## EXTRACTED INFORMATION:
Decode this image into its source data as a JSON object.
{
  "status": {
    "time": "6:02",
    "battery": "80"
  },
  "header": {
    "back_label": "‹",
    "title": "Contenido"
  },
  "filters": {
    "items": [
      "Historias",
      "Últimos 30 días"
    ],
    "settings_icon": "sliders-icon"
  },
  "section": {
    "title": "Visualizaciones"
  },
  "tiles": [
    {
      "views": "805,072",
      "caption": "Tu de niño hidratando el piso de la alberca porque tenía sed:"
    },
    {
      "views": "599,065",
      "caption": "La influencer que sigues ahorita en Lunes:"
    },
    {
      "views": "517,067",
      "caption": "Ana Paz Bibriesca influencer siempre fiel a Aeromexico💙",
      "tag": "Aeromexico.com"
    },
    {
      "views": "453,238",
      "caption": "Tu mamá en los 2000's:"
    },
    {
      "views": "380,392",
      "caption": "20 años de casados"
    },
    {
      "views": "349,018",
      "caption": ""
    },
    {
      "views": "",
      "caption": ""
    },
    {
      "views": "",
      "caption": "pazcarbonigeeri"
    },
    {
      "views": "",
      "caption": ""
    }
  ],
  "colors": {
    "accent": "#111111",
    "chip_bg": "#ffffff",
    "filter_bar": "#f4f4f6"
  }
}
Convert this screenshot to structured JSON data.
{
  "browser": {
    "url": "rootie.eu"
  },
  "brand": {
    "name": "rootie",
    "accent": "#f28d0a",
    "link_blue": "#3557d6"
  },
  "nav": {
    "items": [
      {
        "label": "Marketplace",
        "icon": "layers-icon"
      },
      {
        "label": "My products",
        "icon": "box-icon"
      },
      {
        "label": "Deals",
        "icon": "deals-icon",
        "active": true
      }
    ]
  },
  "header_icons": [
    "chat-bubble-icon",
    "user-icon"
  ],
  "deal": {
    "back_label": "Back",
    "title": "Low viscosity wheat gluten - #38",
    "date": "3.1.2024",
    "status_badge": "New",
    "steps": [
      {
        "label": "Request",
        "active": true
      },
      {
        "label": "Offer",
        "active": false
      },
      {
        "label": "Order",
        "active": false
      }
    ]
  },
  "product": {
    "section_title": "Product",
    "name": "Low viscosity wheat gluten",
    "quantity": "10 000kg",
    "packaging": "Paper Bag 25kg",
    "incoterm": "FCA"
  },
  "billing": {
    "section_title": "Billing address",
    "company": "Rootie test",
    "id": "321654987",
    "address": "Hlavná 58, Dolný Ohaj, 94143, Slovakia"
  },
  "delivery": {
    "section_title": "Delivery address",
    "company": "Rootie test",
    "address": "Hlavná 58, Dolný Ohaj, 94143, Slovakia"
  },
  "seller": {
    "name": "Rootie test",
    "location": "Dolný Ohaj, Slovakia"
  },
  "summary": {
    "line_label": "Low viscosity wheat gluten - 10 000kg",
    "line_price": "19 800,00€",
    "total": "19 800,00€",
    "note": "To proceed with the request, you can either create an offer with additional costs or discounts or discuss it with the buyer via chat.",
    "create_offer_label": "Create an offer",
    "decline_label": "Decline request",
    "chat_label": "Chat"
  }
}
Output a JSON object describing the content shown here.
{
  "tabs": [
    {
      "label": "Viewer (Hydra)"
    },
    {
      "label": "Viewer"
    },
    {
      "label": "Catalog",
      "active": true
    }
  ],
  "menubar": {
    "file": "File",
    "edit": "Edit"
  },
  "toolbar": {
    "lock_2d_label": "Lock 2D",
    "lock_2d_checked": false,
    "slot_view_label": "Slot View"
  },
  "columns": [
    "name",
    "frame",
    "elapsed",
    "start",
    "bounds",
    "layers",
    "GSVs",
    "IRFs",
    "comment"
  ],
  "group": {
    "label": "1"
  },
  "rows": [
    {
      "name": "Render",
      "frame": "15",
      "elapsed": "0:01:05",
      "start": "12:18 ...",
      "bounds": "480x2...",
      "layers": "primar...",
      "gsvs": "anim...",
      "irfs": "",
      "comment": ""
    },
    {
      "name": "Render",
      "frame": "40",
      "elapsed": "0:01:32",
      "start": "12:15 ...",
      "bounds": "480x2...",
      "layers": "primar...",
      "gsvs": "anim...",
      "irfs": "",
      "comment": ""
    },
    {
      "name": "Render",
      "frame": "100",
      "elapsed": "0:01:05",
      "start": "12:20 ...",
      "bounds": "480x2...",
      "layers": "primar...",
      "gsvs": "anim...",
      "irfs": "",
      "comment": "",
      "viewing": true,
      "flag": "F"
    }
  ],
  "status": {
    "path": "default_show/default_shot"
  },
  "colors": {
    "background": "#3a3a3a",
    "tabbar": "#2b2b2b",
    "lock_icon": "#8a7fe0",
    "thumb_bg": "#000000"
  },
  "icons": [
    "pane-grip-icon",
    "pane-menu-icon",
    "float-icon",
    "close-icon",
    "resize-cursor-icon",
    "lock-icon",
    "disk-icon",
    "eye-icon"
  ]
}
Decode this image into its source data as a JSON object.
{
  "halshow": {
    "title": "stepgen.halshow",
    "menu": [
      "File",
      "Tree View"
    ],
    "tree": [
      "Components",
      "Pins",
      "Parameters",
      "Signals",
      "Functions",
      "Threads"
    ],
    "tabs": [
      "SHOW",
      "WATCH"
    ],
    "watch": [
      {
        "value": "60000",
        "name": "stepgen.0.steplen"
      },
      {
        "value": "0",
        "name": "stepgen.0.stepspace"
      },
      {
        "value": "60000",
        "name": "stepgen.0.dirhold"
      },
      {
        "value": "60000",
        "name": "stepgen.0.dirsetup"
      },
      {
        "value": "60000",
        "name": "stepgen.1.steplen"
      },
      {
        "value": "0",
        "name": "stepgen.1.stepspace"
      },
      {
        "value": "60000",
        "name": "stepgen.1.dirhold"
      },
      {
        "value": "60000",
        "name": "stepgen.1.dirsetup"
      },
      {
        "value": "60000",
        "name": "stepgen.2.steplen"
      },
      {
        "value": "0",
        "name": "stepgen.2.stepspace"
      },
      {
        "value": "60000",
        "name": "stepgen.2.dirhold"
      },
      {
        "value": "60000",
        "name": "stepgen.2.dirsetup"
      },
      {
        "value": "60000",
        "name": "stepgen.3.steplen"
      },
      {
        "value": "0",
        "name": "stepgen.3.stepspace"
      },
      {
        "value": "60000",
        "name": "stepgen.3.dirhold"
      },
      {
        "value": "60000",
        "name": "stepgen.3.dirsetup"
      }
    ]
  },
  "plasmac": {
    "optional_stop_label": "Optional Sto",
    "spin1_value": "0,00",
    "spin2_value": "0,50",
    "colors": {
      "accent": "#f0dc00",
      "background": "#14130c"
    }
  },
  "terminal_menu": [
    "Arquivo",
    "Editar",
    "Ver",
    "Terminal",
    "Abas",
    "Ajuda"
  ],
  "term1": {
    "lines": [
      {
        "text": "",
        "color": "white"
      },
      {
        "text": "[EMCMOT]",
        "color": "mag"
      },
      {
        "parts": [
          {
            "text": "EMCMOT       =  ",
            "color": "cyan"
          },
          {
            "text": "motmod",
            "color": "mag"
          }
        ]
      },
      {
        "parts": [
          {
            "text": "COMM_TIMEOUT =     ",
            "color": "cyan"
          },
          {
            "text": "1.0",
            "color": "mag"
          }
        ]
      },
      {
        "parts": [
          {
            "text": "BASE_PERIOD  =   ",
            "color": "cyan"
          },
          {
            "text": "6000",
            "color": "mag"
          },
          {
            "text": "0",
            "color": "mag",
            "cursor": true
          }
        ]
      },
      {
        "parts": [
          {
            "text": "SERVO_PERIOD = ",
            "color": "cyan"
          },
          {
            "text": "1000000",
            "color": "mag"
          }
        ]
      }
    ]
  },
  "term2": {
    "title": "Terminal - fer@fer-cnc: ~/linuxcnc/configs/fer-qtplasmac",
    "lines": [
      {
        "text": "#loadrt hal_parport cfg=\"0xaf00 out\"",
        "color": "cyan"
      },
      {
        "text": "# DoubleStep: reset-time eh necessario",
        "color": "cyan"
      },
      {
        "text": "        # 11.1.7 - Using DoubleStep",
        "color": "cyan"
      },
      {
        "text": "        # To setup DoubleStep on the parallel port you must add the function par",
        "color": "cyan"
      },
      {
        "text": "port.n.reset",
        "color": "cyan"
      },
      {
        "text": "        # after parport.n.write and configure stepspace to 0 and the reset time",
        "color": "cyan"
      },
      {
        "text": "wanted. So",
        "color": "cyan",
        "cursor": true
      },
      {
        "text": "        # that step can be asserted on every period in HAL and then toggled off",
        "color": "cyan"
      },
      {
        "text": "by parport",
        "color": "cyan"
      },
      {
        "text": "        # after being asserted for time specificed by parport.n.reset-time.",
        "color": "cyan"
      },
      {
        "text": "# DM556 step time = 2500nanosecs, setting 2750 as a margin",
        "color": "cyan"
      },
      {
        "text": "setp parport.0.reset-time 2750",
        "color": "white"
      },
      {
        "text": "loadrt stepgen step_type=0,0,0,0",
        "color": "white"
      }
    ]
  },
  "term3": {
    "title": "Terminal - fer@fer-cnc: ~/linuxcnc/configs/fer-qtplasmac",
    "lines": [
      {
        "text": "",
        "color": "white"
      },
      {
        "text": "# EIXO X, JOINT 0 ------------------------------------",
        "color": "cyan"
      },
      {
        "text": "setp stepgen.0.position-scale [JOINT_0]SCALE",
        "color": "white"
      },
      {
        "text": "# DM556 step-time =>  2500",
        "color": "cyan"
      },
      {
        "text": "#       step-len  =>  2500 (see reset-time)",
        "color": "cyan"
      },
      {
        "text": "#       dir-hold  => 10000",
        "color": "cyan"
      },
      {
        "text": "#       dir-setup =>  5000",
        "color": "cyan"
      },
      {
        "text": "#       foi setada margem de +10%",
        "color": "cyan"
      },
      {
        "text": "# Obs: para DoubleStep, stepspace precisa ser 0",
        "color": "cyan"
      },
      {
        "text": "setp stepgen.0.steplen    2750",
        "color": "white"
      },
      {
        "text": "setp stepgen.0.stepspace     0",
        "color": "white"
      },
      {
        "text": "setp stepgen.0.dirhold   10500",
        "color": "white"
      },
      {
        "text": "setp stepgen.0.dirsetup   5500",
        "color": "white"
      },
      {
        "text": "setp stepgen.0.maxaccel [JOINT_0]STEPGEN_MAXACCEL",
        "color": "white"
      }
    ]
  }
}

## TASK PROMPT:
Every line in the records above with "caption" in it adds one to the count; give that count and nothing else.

## SOLUTION FOR THIS EXERCISE:
9